Can a restaurant achieve enlightenment? Seattle’s premiere vegetarian haunt, perched like a lotus in Wallingford, comes close. Chef and co-owner Colin Patterson wants dining to be intentional and communal: hence, one or two five-course prix-fixe seatings comprise the night, and before dinner he sounds a gentle gong for a collective moment of gratitude. If it all sounds a little woo-woo—oh yes, he also owns a yoga studio—just hang on until the food arrives. Patterson, former chef of the famous Blossoming Lotus on Kauai, is truly an herbivorous genius. He’ll top a salad of frizzled greens with grilled peach, dill dressing, and feisty julienned strips of cayenne, for instance, or build an ethereal lasagna of—get this—golden beets, creamed spinach, heirloom tomatoes, and figs. Food, in short, to satisfy the most carnivorous skeptic and—against this uniquely wholesome backdrop—feed the soul.

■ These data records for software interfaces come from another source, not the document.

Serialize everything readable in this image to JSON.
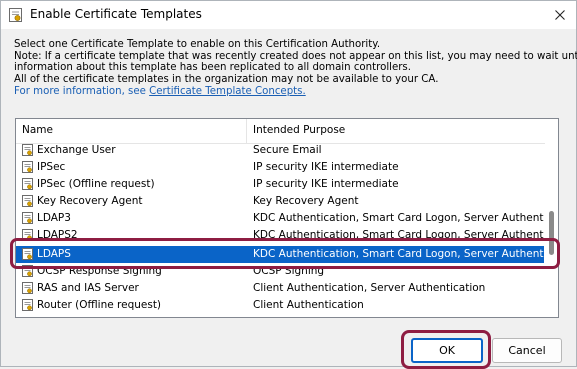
{
  "window": {
    "title": "Enable Certificate Templates"
  },
  "description": {
    "line1": "Select one Certificate Template to enable on this Certification Authority.",
    "line2": "Note: If a certificate template that was recently created does not appear on this list, you may need to wait until",
    "line3": "information about this template has been replicated to all domain controllers.",
    "line4": "All of the certificate templates in the organization may not be available to your CA.",
    "more_prefix": "For more information, see ",
    "link_text": "Certificate Template Concepts."
  },
  "list": {
    "columns": {
      "name": "Name",
      "purpose": "Intended Purpose"
    },
    "rows": [
      {
        "name": "Exchange User",
        "purpose": "Secure Email"
      },
      {
        "name": "IPSec",
        "purpose": "IP security IKE intermediate"
      },
      {
        "name": "IPSec (Offline request)",
        "purpose": "IP security IKE intermediate"
      },
      {
        "name": "Key Recovery Agent",
        "purpose": "Key Recovery Agent"
      },
      {
        "name": "LDAP3",
        "purpose": "KDC Authentication, Smart Card Logon, Server Authentication"
      },
      {
        "name": "LDAPS2",
        "purpose": "KDC Authentication, Smart Card Logon, Server Authentication"
      },
      {
        "name": "LDAPS",
        "purpose": "KDC Authentication, Smart Card Logon, Server Authentication",
        "selected": true
      },
      {
        "name": "OCSP Response Signing",
        "purpose": "OCSP Signing"
      },
      {
        "name": "RAS and IAS Server",
        "purpose": "Client Authentication, Server Authentication"
      },
      {
        "name": "Router (Offline request)",
        "purpose": "Client Authentication"
      }
    ]
  },
  "buttons": {
    "ok": "OK",
    "cancel": "Cancel"
  },
  "colors": {
    "selection": "#0a64c8",
    "highlight": "#8e1d42",
    "link": "#1a5fb4"
  }
}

In a cozy Wallingford bungalow named for soil at its most fertile, chef Maria Hines reaches for the gold standard of fresh and seasonal food: organic certification. Ninety-five percent of her food comes from certified-organic sources—which means, for the diner, strong flavors that all but leap up off the plate and belt out an anthem. On plates small or large, Hines reveals a pitch-perfect instinct for compatible combinations: smoked Northwest butterfish with chilled mussels, cannellini beans, and caraway creme fraiche, for instance, or crisped pork belly with French lentils, scallion coulis, and tomato vinaigrette. With its hard chairs and unupholstered surfaces, Tilth puts on as few airs as the farmers and foragers and fisherfolk who supply it.